Each line in these records that contains "unit" counts once. Give the number only.
★ ★ ★ ★ ★
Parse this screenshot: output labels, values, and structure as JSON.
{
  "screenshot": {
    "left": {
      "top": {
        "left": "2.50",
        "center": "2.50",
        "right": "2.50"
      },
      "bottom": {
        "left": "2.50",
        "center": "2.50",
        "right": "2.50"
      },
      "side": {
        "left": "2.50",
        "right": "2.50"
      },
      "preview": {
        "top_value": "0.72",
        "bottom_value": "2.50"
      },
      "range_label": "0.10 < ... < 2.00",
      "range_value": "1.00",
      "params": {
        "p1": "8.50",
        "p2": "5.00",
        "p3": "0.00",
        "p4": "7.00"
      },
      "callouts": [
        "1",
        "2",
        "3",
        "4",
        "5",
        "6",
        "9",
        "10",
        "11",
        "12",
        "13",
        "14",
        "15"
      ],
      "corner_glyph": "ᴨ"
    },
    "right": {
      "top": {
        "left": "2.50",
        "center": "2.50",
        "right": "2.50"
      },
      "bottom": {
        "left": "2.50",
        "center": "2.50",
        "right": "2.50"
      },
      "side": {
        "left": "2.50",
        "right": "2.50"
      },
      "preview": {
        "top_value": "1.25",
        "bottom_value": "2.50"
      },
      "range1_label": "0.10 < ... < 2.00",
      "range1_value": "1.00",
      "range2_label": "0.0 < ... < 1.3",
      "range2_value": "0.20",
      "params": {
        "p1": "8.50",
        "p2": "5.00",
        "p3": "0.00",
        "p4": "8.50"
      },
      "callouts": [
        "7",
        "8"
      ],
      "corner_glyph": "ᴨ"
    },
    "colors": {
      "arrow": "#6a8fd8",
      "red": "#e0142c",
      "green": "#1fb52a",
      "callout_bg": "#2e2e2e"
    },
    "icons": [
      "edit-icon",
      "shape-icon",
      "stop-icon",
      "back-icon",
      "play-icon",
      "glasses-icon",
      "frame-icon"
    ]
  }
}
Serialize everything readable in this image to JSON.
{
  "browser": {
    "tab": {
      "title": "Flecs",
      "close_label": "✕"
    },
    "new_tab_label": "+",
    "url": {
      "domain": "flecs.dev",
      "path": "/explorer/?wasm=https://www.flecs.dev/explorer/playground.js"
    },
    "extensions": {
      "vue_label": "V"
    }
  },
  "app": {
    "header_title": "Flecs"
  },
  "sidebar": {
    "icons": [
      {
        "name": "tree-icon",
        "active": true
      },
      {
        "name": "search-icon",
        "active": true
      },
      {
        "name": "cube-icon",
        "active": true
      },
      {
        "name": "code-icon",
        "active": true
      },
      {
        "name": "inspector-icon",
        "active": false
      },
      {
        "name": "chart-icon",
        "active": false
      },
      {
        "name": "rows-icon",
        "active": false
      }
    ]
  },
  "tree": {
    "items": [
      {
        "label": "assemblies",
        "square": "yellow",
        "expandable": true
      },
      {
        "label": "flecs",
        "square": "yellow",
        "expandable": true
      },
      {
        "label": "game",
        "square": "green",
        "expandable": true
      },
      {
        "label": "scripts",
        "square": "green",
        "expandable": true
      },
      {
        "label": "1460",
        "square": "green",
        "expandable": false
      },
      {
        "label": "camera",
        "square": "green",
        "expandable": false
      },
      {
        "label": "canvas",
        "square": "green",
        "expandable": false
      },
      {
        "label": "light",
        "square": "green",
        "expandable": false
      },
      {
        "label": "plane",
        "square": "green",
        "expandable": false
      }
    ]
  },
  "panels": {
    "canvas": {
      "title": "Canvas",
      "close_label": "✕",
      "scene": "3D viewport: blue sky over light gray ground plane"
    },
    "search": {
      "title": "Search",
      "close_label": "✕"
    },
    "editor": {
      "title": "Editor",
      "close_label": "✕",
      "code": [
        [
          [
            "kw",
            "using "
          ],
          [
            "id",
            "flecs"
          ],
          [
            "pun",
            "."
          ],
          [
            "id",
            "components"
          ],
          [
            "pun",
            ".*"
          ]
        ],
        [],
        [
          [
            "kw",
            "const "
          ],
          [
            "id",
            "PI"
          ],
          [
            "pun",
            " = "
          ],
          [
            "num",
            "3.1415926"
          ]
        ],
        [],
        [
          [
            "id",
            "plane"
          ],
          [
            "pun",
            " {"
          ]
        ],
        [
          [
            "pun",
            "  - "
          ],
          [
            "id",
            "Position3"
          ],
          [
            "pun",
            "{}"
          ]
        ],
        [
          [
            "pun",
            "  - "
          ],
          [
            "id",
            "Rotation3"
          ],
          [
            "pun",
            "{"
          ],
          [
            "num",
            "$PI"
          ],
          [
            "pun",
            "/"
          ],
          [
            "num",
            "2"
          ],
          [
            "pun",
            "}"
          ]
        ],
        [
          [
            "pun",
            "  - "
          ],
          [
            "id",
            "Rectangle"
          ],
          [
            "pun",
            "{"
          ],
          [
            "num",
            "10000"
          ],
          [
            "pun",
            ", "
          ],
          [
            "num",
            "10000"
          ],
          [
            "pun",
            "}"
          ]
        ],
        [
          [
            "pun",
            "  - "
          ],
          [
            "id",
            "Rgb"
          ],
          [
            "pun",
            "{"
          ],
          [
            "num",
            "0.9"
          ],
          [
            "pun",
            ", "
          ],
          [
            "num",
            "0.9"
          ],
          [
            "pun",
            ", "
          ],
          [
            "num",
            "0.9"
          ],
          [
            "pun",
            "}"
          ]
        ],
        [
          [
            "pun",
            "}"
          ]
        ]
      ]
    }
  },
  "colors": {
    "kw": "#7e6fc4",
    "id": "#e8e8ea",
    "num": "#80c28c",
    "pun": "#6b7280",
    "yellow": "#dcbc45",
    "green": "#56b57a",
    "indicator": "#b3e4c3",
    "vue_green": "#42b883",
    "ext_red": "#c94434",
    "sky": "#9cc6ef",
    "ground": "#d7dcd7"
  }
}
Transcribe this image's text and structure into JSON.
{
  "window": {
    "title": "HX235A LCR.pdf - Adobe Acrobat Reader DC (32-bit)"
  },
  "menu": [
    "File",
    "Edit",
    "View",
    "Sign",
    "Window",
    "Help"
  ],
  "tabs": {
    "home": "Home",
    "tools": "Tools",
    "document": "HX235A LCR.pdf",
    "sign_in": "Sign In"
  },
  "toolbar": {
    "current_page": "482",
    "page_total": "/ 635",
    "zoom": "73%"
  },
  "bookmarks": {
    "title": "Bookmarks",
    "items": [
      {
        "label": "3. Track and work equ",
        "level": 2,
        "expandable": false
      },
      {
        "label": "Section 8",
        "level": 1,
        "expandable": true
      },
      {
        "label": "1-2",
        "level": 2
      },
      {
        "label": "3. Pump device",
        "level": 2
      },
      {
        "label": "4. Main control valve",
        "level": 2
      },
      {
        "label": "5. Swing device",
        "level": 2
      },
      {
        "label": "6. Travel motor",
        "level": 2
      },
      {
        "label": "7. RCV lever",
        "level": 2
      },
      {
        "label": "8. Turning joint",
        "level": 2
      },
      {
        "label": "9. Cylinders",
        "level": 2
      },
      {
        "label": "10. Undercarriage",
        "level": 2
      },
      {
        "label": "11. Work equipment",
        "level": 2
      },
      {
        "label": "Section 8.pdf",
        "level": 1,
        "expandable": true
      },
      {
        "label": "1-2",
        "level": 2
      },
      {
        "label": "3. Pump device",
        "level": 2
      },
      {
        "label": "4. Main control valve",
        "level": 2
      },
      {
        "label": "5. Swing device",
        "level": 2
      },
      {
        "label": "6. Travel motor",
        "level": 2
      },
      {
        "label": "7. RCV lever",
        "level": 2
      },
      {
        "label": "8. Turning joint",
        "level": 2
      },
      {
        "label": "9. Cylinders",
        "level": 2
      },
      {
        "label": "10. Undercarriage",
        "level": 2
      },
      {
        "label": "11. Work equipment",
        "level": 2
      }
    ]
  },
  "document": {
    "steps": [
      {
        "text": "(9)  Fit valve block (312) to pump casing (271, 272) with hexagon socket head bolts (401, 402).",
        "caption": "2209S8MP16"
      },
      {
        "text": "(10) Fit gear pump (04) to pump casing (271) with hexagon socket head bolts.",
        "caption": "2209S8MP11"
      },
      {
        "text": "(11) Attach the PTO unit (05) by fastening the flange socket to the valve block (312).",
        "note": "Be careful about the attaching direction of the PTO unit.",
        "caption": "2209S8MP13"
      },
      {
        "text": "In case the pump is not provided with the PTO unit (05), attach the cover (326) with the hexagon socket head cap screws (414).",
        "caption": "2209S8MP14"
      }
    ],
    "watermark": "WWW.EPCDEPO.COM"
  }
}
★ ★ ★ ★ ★
### ANSWER SECTION
3